One crude way to understand impact evaluations is to think of them as a medical trial: to know whether a new pill works, you select two groups of people at random, one takes the pill ("the treatment", in technical parlance) and the other doesn't (they are the "control group"). You then compare how the two groups react and figure out what the pill actually did. Well, you can apply the same principle to the world's toughest gender problems, and what you learn is pretty amazing.

Here are some examples. A team of researchers looked at the impact of reserving local government positions for women in India--a third of the electoral districts were randomly selected for that. This made a huge difference. Compared to other districts, in the selected third it became more likely for public investment to be aligned with female preferences, for crime against women to be reported, and for parents to send their daughters to school.

When Rwanda piloted a land registration system, it made sure that women got rights equal to men and, in particular, equal to their husbands.
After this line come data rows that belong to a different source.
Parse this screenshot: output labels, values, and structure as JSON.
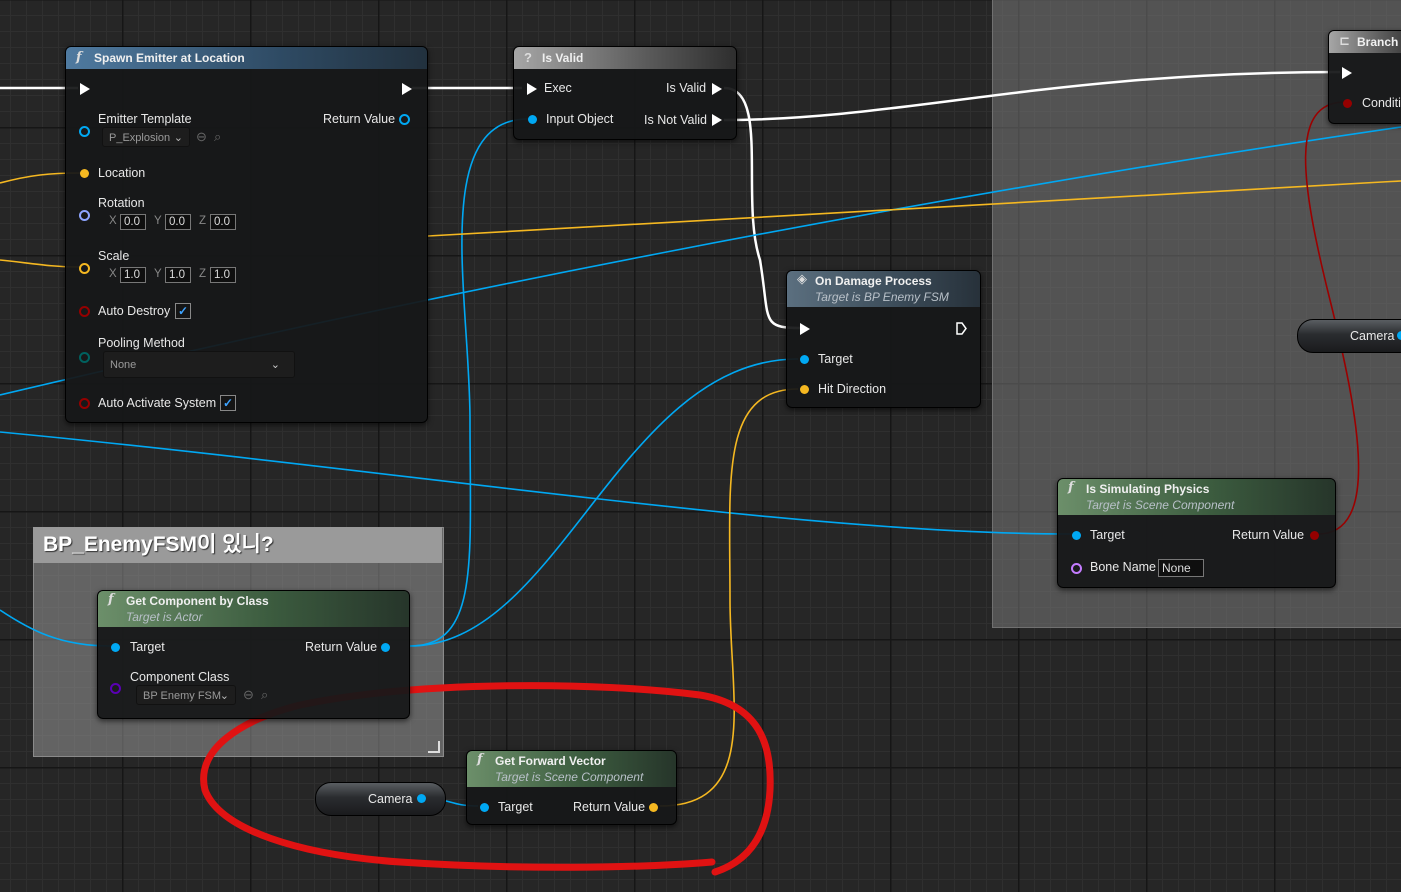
{
  "nodes": {
    "spawn_emitter": {
      "title": "Spawn Emitter at Location",
      "emitter_template_label": "Emitter Template",
      "emitter_template_value": "P_Explosion",
      "return_value_label": "Return Value",
      "location_label": "Location",
      "rotation_label": "Rotation",
      "rotation": {
        "x": "0.0",
        "y": "0.0",
        "z": "0.0"
      },
      "scale_label": "Scale",
      "scale": {
        "x": "1.0",
        "y": "1.0",
        "z": "1.0"
      },
      "auto_destroy_label": "Auto Destroy",
      "pooling_method_label": "Pooling Method",
      "pooling_method_value": "None",
      "auto_activate_label": "Auto Activate System"
    },
    "is_valid": {
      "title": "Is Valid",
      "exec_label": "Exec",
      "is_valid_label": "Is Valid",
      "input_object_label": "Input Object",
      "is_not_valid_label": "Is Not Valid"
    },
    "branch": {
      "title": "Branch",
      "condition_label": "Conditi"
    },
    "on_damage_process": {
      "title": "On Damage Process",
      "subtitle": "Target is BP Enemy FSM",
      "target_label": "Target",
      "hit_direction_label": "Hit Direction"
    },
    "camera_right": {
      "label": "Camera"
    },
    "is_simulating_physics": {
      "title": "Is Simulating Physics",
      "subtitle": "Target is Scene Component",
      "target_label": "Target",
      "return_value_label": "Return Value",
      "bone_name_label": "Bone Name",
      "bone_name_value": "None"
    },
    "get_component_by_class": {
      "title": "Get Component by Class",
      "subtitle": "Target is Actor",
      "target_label": "Target",
      "return_value_label": "Return Value",
      "component_class_label": "Component Class",
      "component_class_value": "BP Enemy FSM"
    },
    "camera_bottom": {
      "label": "Camera"
    },
    "get_forward_vector": {
      "title": "Get Forward Vector",
      "subtitle": "Target is Scene Component",
      "target_label": "Target",
      "return_value_label": "Return Value"
    }
  },
  "comment": {
    "title": "BP_EnemyFSM이 있니?"
  },
  "axis_labels": {
    "x": "X",
    "y": "Y",
    "z": "Z"
  },
  "colors": {
    "exec": "#ffffff",
    "object_pin": "#00a8f3",
    "vector_pin": "#f5b821",
    "bool_pin": "#950000",
    "rotator_pin": "#8ea5ff",
    "name_pin": "#c47cff",
    "class_pin": "#5a00b4",
    "enum_pin": "#00615f",
    "annotation": "#e01212"
  }
}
The system initially covered only a few rural areas. So, it was easy to compare households living just inside the borders of those areas with those living just outside--that is, to compare neighbors who had received "the treatment" with others who had not. It turns out that when female farmers feel that their property rights are secured, they increase their investment twice as much as men. In other words, if you want them to produce more, give them clear titles to what is theirs, and everyone will be better off.
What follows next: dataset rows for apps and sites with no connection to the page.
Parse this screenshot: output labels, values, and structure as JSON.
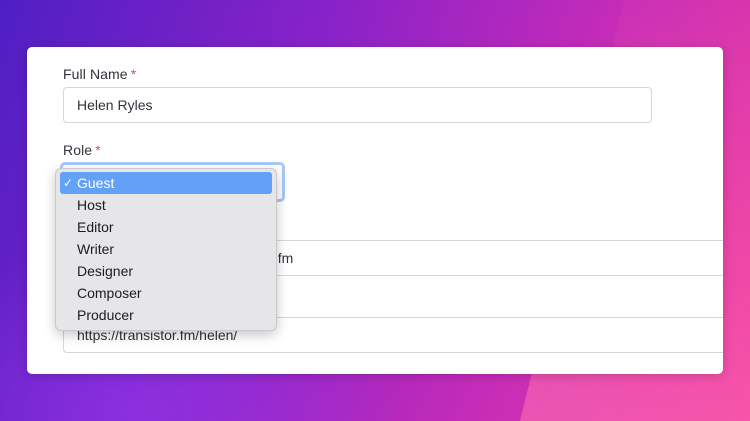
{
  "form": {
    "full_name": {
      "label": "Full Name",
      "required_mark": "*",
      "value": "Helen Ryles"
    },
    "role": {
      "label": "Role",
      "required_mark": "*",
      "selected": "Guest",
      "check_mark": "✓",
      "options": [
        "Guest",
        "Host",
        "Editor",
        "Writer",
        "Designer",
        "Composer",
        "Producer"
      ]
    },
    "email": {
      "value_visible_tail": "r.fm"
    },
    "website": {
      "value": "https://transistor.fm/helen/"
    }
  },
  "colors": {
    "selected_option_bg": "#63a1f7",
    "required_mark": "#e5484d",
    "focus_ring": "#a8c8f8"
  }
}
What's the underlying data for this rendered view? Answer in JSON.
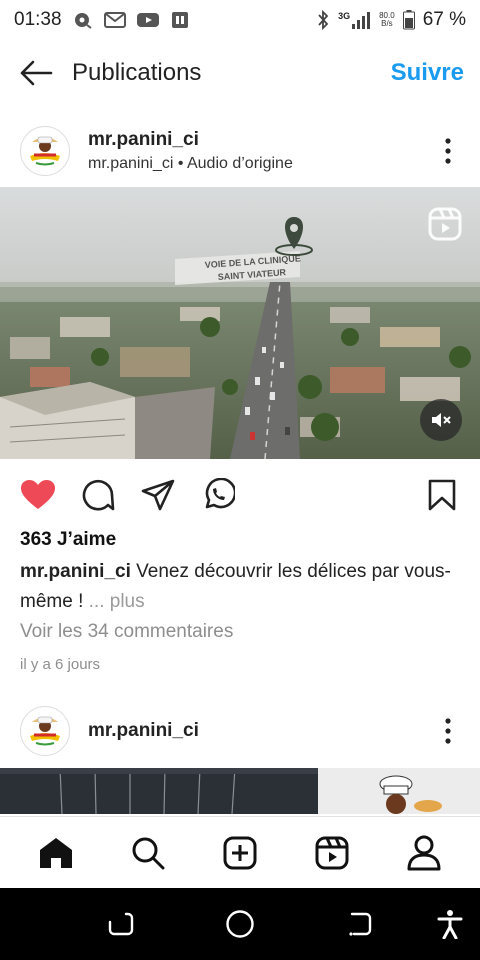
{
  "status_bar": {
    "time": "01:38",
    "network_type": "3G",
    "net_speed_value": "80.0",
    "net_speed_unit": "B/s",
    "battery_percent": "67 %"
  },
  "header": {
    "title": "Publications",
    "follow_label": "Suivre"
  },
  "post": {
    "username": "mr.panini_ci",
    "subline": "mr.panini_ci • Audio d’origine",
    "media_overlay_line1": "VOIE DE LA CLINIQUE",
    "media_overlay_line2": "SAINT VIATEUR",
    "likes": "363 J’aime",
    "caption_user": "mr.panini_ci",
    "caption_text": "Venez découvrir les délices par vous-même !",
    "caption_more": "... plus",
    "view_comments": "Voir les 34 commentaires",
    "time_ago": "il y a 6 jours",
    "liked": true
  },
  "post2": {
    "username": "mr.panini_ci"
  },
  "icons": {
    "heart": "heart-icon",
    "comment": "comment-icon",
    "share": "share-icon",
    "whatsapp": "whatsapp-icon",
    "save": "bookmark-icon",
    "home": "home-icon",
    "search": "search-icon",
    "create": "create-icon",
    "reels": "reels-icon",
    "profile": "profile-icon"
  },
  "colors": {
    "accent": "#1a9bf0",
    "like": "#ed4956"
  }
}
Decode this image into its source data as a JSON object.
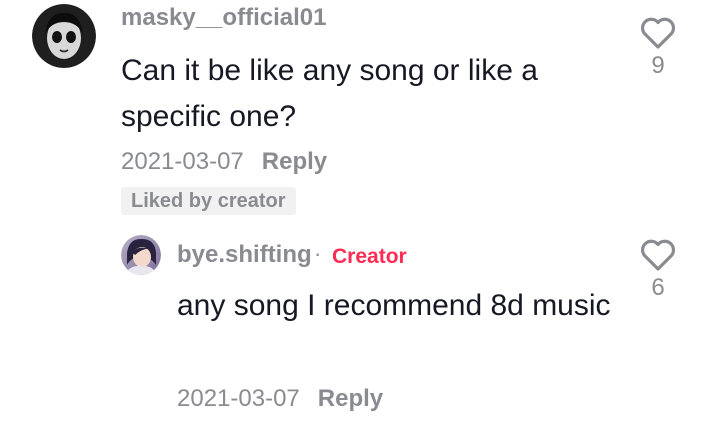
{
  "comment": {
    "username": "masky__official01",
    "text": "Can it be like any song or like a specific one?",
    "date": "2021-03-07",
    "reply_label": "Reply",
    "liked_badge": "Liked by creator",
    "like_count": "9",
    "avatar_icon": "masked-face-avatar"
  },
  "reply": {
    "username": "bye.shifting",
    "separator": "·",
    "creator_label": "Creator",
    "text": "any song I recommend 8d music",
    "date": "2021-03-07",
    "reply_label": "Reply",
    "like_count": "6",
    "avatar_icon": "user-photo-avatar"
  },
  "icons": {
    "like": "heart-outline-icon"
  },
  "colors": {
    "username": "#8a8b91",
    "text": "#161823",
    "creator": "#fe2c55",
    "badge_bg": "#f1f1f2"
  }
}
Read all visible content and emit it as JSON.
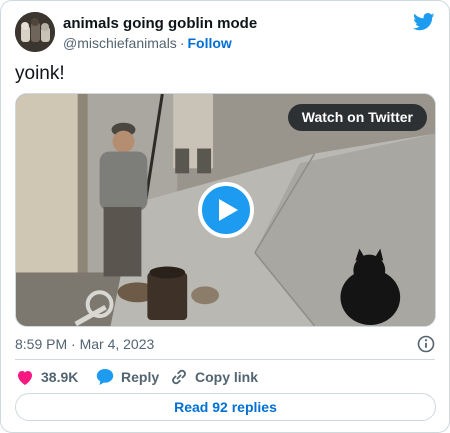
{
  "author": {
    "display_name": "animals going goblin mode",
    "handle": "@mischiefanimals",
    "separator": "·",
    "follow_label": "Follow"
  },
  "tweet": {
    "text": "yoink!",
    "timestamp": "8:59 PM · Mar 4, 2023"
  },
  "media": {
    "watch_label": "Watch on Twitter",
    "play_icon": "play-icon"
  },
  "actions": {
    "like_count": "38.9K",
    "reply_label": "Reply",
    "copy_link_label": "Copy link"
  },
  "footer": {
    "read_replies_label": "Read 92 replies"
  },
  "colors": {
    "twitter_blue": "#1d9bf0",
    "link_blue": "#006fd6",
    "like_pink": "#f91880",
    "muted_text": "#536471",
    "border": "#cfd9de"
  },
  "icons": {
    "brand": "twitter-bird-icon",
    "info": "info-icon",
    "like": "heart-icon",
    "reply": "speech-bubble-icon",
    "copy": "link-icon"
  }
}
In Uganda, a program to empower adolescent girls through mentoring, reproductive education, and job skills proved, through an impact evaluation, to be a real game-changer: those who participated in the program became a third more likely to find work and a quarter less likely to get pregnant--while their odds of being raped fell from one in five to almost zero.
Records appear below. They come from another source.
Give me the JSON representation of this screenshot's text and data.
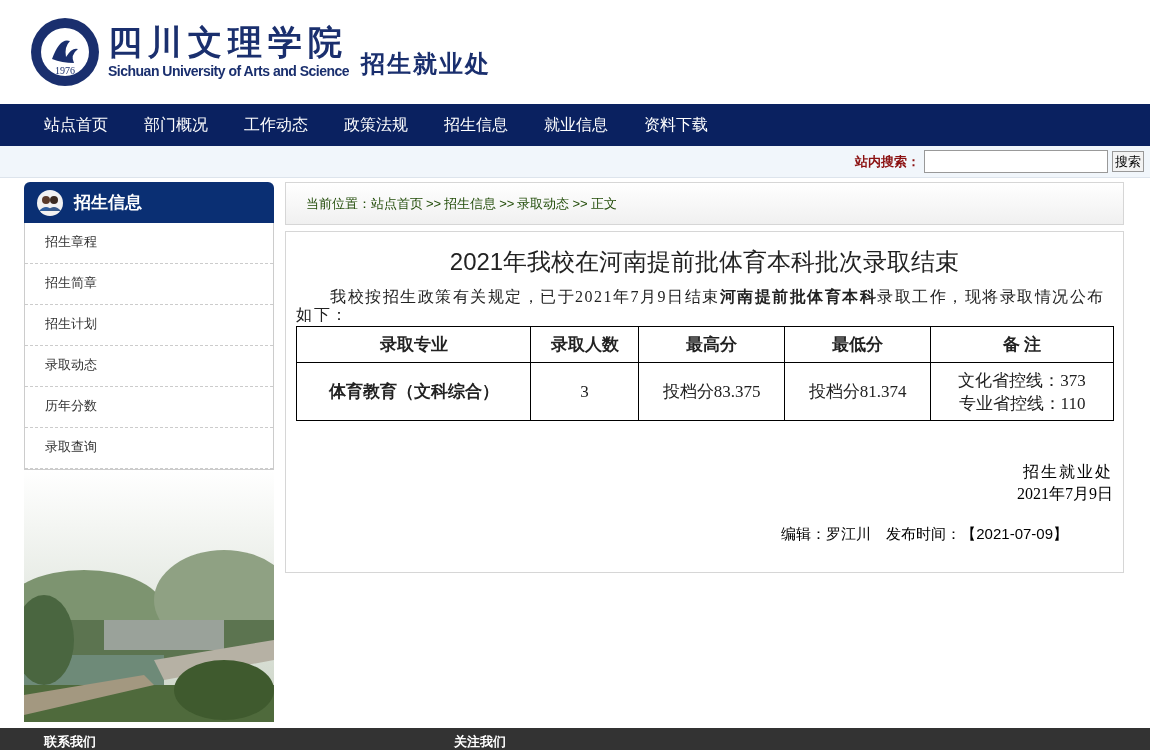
{
  "header": {
    "school_name": "四川文理学院",
    "school_name_en": "Sichuan University of Arts and Science",
    "department": "招生就业处",
    "emblem_year": "1976"
  },
  "nav": [
    {
      "label": "站点首页"
    },
    {
      "label": "部门概况"
    },
    {
      "label": "工作动态"
    },
    {
      "label": "政策法规"
    },
    {
      "label": "招生信息"
    },
    {
      "label": "就业信息"
    },
    {
      "label": "资料下载"
    }
  ],
  "search": {
    "label": "站内搜索：",
    "button": "搜索"
  },
  "sidebar": {
    "title": "招生信息",
    "items": [
      {
        "label": "招生章程"
      },
      {
        "label": "招生简章"
      },
      {
        "label": "招生计划"
      },
      {
        "label": "录取动态"
      },
      {
        "label": "历年分数"
      },
      {
        "label": "录取查询"
      }
    ]
  },
  "breadcrumb": {
    "label": "当前位置：",
    "items": [
      "站点首页",
      "招生信息",
      "录取动态",
      "正文"
    ],
    "separator": ">>"
  },
  "article": {
    "title": "2021年我校在河南提前批体育本科批次录取结束",
    "paragraph": "我校按招生政策有关规定，已于2021年7月9日结束**河南提前批体育本科**录取工作，现将录取情况公布如下：",
    "table": {
      "columns": [
        "录取专业",
        "录取人数",
        "最高分",
        "最低分",
        "备 注"
      ],
      "rows": [
        {
          "cells": [
            "体育教育（文科综合）",
            "3",
            "投档分83.375",
            "投档分81.374"
          ],
          "notes": [
            "文化省控线：373",
            "专业省控线：110"
          ]
        }
      ]
    },
    "signature": "招生就业处",
    "date": "2021年7月9日",
    "meta": "编辑：罗江川　发布时间：【2021-07-09】"
  },
  "footer": [
    "联系我们",
    "关注我们"
  ]
}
But the beauty of impact evaluations is that they also show what doesn't work--even things that you were sure would help women. Take training for female business owners, a popular way to try to help them prosper. What can be wrong with that? Nothing, except that, in most cases, it makes little or no difference for the bottom-line of women-owned enterprises. A recent review of evaluations of this kind of training in places like Pakistan, Peru, and Tanzania, suggests that it does not yield great value for money.

Granted, whether something works--or doesn't--in a certain community at a certain time does not mean that it will work--or fail--everywhere later on. You can't easily generalize the results of an impact evaluation. But you can distill lessons, compare experiences, debunk myths, spot problems, and test solutions. In other words, you learn. And the accumulated knowledge makes you more effective next time around. It is no surprise that many organizations--from donors and academia to NGOs and multi-lateral banks--are currently dedicated to using impact evaluations to attack some of the most urgent challenges in economic development. Reaching gender equity should be at the top of their list--not just on Women's Day, but every day.

This article was co-authored with Markus Goldstein, the head of the World Bank's "Africa Gender Innovation Lab"